#### YOUR GOAL:
Each line of the entries that mentions the string "Highlights" needs to be reported.

#### AVAILABLE RECORDS:

········

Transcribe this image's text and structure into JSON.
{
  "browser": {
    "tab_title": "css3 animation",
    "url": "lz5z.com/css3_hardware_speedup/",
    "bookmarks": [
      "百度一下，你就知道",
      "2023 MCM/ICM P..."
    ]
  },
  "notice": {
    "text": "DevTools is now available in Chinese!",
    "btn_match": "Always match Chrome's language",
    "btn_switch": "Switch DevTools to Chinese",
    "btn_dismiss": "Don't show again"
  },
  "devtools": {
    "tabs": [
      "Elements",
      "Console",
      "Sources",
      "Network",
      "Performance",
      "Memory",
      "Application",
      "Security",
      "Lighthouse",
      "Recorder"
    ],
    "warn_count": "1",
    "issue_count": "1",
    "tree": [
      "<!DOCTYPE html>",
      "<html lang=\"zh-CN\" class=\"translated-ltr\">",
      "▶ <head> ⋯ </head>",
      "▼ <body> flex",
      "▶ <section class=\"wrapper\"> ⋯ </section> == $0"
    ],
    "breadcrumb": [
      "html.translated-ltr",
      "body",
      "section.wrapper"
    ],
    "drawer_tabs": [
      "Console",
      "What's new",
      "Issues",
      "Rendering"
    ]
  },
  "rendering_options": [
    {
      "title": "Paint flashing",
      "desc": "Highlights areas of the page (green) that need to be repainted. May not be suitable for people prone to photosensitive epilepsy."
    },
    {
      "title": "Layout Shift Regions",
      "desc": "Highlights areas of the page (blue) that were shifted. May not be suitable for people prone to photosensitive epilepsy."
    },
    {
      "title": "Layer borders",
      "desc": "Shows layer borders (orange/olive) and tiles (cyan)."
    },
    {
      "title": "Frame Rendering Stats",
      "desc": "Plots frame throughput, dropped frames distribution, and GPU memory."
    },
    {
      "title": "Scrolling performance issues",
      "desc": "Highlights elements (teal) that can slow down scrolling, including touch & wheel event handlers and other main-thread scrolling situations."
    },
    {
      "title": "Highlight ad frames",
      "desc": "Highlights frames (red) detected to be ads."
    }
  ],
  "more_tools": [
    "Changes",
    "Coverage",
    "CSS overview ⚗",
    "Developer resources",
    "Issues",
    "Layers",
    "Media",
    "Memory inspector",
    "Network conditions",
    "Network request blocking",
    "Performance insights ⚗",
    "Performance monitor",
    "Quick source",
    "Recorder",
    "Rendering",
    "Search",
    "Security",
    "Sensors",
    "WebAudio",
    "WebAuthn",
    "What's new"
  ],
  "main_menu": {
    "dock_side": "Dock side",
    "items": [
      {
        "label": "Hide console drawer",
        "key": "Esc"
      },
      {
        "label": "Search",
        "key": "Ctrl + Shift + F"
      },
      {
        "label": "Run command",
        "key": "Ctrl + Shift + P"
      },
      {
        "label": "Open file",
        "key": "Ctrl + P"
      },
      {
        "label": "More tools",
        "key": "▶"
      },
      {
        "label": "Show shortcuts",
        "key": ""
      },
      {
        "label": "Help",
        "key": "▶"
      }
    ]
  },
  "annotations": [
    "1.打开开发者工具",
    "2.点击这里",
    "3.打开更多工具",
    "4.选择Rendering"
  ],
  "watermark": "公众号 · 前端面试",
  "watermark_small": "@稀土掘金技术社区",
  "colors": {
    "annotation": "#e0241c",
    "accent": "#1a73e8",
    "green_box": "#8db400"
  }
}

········

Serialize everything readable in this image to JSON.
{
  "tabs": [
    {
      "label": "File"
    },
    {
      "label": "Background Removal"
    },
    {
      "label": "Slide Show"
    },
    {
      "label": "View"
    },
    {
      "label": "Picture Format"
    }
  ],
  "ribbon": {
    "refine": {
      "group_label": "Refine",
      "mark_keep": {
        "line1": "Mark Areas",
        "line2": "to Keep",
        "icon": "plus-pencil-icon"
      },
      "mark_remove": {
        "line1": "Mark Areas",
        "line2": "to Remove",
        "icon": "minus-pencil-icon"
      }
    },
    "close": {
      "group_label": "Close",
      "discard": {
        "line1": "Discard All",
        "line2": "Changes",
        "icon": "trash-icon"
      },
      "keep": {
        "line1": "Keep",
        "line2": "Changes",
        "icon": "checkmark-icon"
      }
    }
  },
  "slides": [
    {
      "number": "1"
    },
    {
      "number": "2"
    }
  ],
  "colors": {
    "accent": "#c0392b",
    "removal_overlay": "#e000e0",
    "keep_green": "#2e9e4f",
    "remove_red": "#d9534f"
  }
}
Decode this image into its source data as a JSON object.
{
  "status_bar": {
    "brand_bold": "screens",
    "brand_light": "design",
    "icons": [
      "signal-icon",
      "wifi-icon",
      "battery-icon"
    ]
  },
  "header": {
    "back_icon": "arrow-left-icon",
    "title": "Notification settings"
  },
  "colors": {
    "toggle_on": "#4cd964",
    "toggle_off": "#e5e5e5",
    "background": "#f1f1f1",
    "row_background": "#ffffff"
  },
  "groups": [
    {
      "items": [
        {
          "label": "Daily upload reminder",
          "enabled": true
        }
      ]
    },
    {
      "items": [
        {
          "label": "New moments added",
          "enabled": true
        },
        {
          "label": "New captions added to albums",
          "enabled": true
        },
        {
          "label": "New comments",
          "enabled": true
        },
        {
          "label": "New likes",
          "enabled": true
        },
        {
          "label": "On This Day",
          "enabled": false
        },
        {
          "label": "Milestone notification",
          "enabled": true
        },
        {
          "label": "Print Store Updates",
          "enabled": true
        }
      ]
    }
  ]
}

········

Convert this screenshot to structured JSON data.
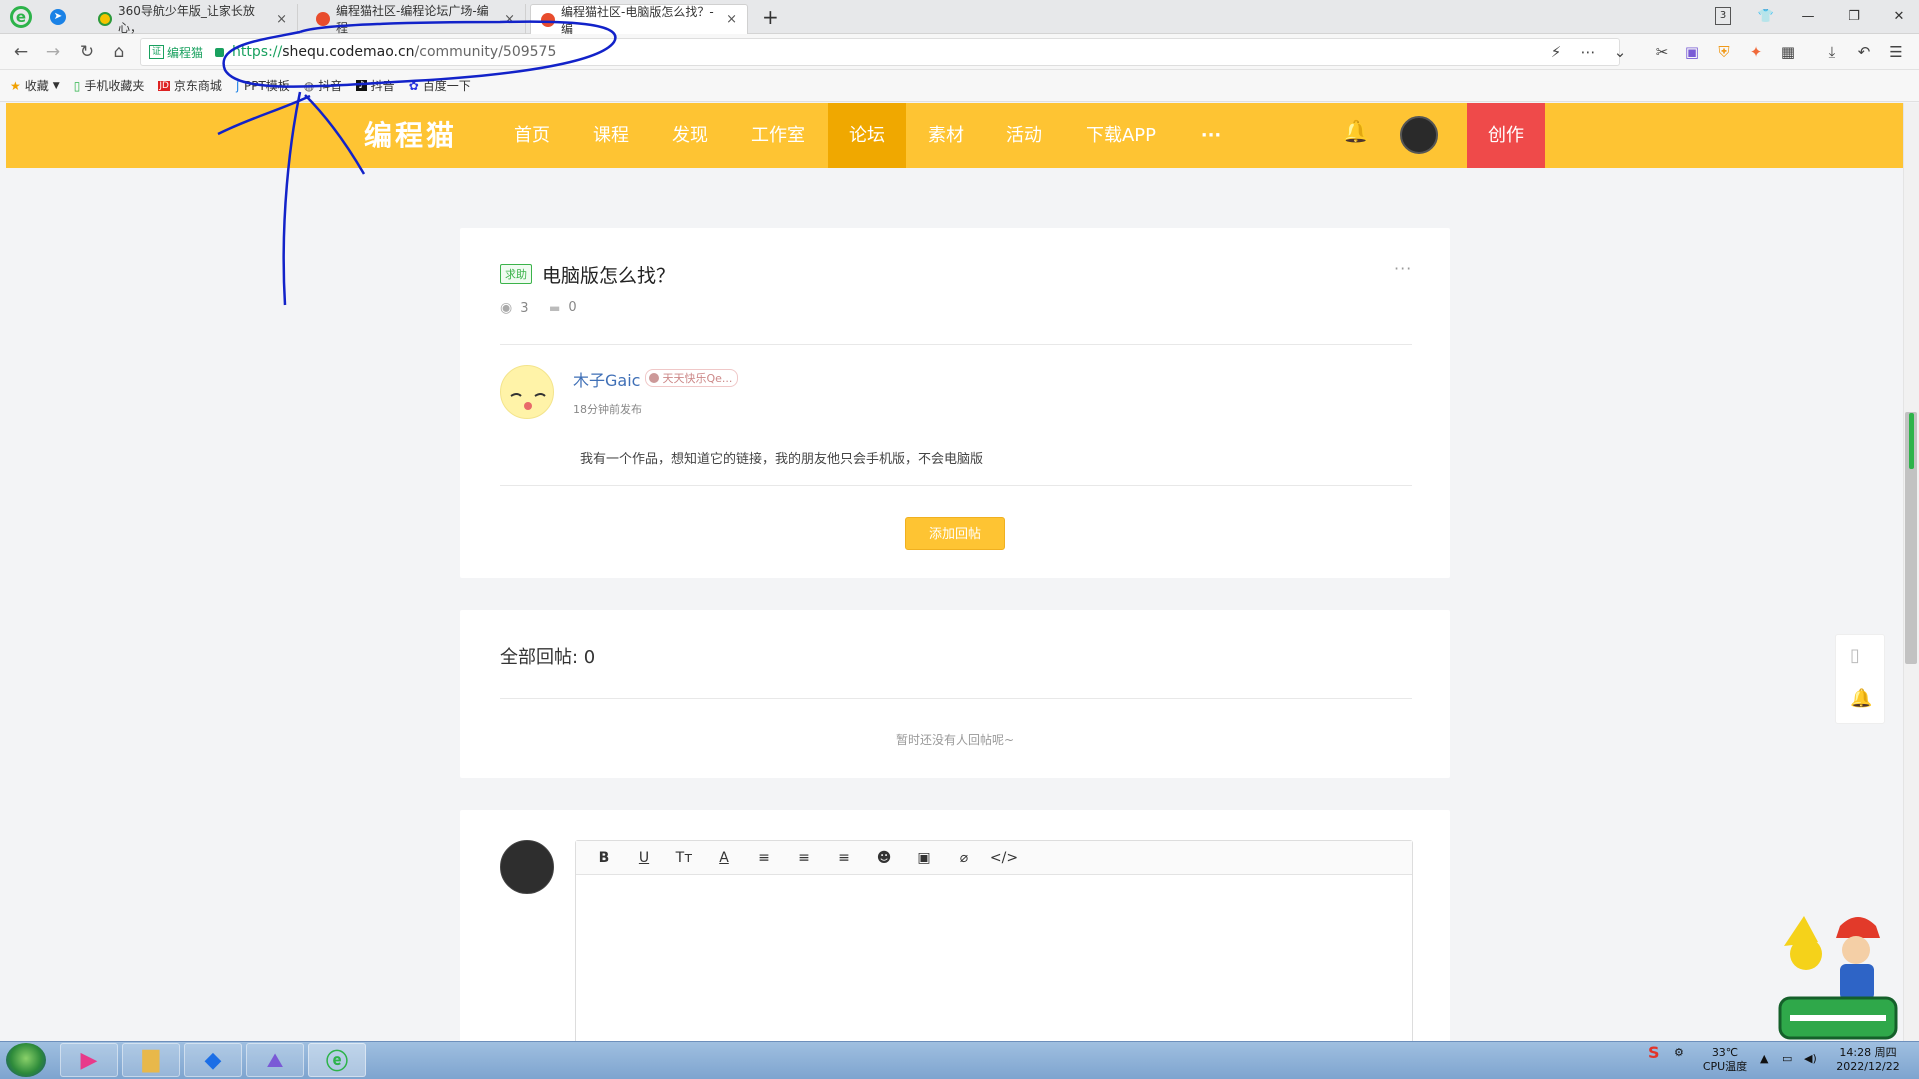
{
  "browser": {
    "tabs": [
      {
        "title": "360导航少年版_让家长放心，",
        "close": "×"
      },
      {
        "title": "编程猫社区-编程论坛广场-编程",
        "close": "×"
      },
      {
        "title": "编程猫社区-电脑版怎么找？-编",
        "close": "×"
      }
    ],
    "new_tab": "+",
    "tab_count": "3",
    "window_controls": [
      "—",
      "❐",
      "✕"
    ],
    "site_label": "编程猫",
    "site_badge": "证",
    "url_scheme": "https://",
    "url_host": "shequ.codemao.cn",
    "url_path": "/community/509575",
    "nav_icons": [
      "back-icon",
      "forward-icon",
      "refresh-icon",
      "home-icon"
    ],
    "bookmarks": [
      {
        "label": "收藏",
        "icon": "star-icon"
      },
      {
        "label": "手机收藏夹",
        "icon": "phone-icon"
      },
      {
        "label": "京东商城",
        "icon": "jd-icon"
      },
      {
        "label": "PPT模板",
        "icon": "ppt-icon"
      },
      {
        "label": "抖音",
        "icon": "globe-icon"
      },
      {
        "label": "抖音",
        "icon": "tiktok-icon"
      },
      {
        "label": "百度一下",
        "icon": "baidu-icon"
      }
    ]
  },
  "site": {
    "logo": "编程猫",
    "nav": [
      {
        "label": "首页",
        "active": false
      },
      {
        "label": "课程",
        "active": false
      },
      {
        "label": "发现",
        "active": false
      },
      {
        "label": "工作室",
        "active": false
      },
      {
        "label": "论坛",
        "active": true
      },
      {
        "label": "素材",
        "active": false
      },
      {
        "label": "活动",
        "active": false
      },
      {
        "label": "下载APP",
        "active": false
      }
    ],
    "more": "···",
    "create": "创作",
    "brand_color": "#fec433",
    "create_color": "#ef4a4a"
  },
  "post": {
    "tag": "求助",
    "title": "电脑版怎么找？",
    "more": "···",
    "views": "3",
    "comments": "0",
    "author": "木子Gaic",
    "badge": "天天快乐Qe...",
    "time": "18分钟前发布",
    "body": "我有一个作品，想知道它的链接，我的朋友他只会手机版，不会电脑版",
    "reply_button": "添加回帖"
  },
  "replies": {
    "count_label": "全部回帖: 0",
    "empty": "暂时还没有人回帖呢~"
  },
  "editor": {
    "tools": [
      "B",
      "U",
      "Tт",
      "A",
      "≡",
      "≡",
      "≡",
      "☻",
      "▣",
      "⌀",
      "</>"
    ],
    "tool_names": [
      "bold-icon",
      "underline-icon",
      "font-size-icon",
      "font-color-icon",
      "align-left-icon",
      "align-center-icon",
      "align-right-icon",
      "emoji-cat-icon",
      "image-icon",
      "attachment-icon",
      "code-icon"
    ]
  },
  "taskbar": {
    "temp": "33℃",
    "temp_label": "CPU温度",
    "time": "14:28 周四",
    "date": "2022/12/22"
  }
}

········

#### ANSWER TO THIS TASK:
      "desc": "Highlights areas of the page (green) that need to be repainted. May not be suitable for people prone to photosensitive epilepsy."
      "desc": "Highlights areas of the page (blue) that were shifted. May not be suitable for people prone to photosensitive epilepsy."
      "desc": "Highlights elements (teal) that can slow down scrolling, including touch & wheel event handlers and other main-thread scrolling situations."
      "desc": "Highlights frames (red) detected to be ads."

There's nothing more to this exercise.